Sparring: An interview with Mathieu Kassovitz
Sparring is the first feature of director Samuel Jouy, and stars renowned French actor Mathieu Kassovitz. It is being shown in competition at this year’s Locarno Film Festival, receiving a positive response from critics. The movie follows Kassovitz’s journeyman boxer, Steve Landry, who seeks one last chance for professional self-respect and the means to provide for his family. To achieve this, Steve must become the sparring partner of a past European champion.
We interviewed Mathieu Kassovitz on the day of the first public screening of Sparring in Piazza Grande. We spoke with him about his newest film, his previous work and his experiences as both an actor and director.
Hello Mathieu. If your life was a boxing match, which round would you be in now?
You could say the 12th round but there’s always another fight coming. I never felt defeated. If you want to be defeated, you can be. It doesn’t have to be that way – it can be a lesson.
You had a real boxing match in June. Is that a universe you want to continue to explore?
I did that fight and I’m going to do another one in December. It’s not a career but it’s a hobby. It’s complicated because I can’t do it when I’m working as an actor. I can’t have a black eye because if I train I could get hit. I sometimes sacrifice a movie so I can work out. It’s a hobby but a thirsty one.
What’s your personal fascination with boxing?
It’s probably the first sport ever. Before running, people were fighting. It was the first sport that you needed to learn. You had to fight every day. It’s a sport and you have to become good. I think it’s the most honest sport. There are no instruments. There’s just gloves to protect yourself. Apart from that there’s nothing. It’s you fighting yourself. You can put anyone against you. Boxing is a way of life that is more interesting than acting. Acting is all about lying, and fighting is all about truth. If you’re not true to yourself, boxing will make sure you know who you are and won’t lie. Acting is the opposite: “wow you’ve saved the world three times already”. The guy was a stuntman. A liar believes he is saying the truth. That’s why good liars are good actors.
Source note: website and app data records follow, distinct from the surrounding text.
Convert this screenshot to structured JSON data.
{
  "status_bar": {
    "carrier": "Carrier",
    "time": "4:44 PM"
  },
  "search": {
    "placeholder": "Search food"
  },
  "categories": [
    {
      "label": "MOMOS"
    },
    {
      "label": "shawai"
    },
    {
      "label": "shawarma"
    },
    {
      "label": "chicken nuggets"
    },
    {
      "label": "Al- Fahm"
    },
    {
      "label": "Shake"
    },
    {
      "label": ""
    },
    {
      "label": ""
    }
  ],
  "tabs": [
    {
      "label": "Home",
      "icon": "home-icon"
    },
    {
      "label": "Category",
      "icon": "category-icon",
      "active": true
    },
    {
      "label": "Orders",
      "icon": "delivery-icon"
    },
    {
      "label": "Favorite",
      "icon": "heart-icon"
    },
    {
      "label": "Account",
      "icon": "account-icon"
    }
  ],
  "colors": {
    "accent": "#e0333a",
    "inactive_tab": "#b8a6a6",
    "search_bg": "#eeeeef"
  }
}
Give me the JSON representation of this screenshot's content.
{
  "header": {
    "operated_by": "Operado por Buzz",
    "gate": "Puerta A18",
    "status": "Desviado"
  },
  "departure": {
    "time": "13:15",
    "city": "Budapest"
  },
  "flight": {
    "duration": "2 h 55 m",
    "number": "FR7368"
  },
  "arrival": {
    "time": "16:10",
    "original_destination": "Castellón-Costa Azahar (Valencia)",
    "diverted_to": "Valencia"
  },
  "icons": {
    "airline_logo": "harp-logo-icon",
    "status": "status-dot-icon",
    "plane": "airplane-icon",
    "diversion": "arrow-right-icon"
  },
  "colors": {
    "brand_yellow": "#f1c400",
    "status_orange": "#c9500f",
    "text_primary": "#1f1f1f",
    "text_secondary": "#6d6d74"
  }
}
Why do you think boxing lends itself so well to cinema?
Because it is the ultimate drama. It’s goes up, it goes down. You are willing to train like a maniac for a month to get in a ring with a guy who wants to take your head off. You can say no, but you say yes. It’s a challenge to you and that’s why it’s so fascinating for everybody. The human drama is sensational. Visually it’s beautiful, and it doesn’t require cars and explosions. Nothing is more powerful than Rocky, when at the end he screams for Adrian and everybody cries. And he didn’t even win the fight! He just stood on his feet all the way to the end. I got chills. You can’t find that in a lot of stories. Boxing is so raw – it touches the human soul directly.
Can you find something true about your life through acting?
You need to have a face and a personality. I want to see Robert De Niro. He can be Napoleon, he can be a spaceman, and he can be whatever he wants. I want to see him. It’s him that makes the character. When I trained with Souleymane M’Baye, who plays M’Bareck in the film and is a boxing champion, he said I should not care, I should relax, I should stay intelligent, stay sharp. Get ready and have enough time to train. Try different things and make mistakes, but at the right moment you need to be ready. It is the same for an actor. When the camera is on you have to disconnect. You’re not here to prove anything. You’ve learned your lines and rehearsed the same movements. If you come with a game plan as an actor or a boxer you are fucked, he’s not going to answer to you. Then you don’t have a plan and you have to be open and make people believe. That’s why I don’t think you can take much from your characters. I didn’t know I could be that violent, that I could look so angry and that mad. A good actor is someone who doesn’t give a shit. That’s why actors are crazy. On one hand they are revered, on the other hand they are mainly puppets.
Are you then an artist or a craftsman?
You can become an artist later. Who gives a fuck if you do something wrong? You can be ridiculous, try something stupid. Al Pacino did stuff on set that must have been ridiculous. But as a director you take what you need. He can only give you that cause he tried more. He’s not just talented; he’s crazy. De Niro doesn’t give a shit. Brando doesn’t give a shit. Ask Laurence Olivier and Dustin Hoffman, both approaches look the same. But Hoffman will say now that he just pretends. If the director thinks I’m not good enough then he shouldn’t have chosen me.
Do you fill more fulfilled when you work behind the camera?
I feel fulfilled when I work on a project that I like, whatever position I’m in. I could be anybody – electrician, grip, prop, runner. Who the fuck wouldn’t have wanted to be there when they shot Taxi Driver? It’s all about the finished project.
You recently worked with Michael Haneke on Happy End. How was that?
He’s a good guy. He’s a fun guy to work with, believe it or not. He knows what he’s doing. There are some things that are borderline, that make him uncomfortable, make him laugh. And he laughs all the time.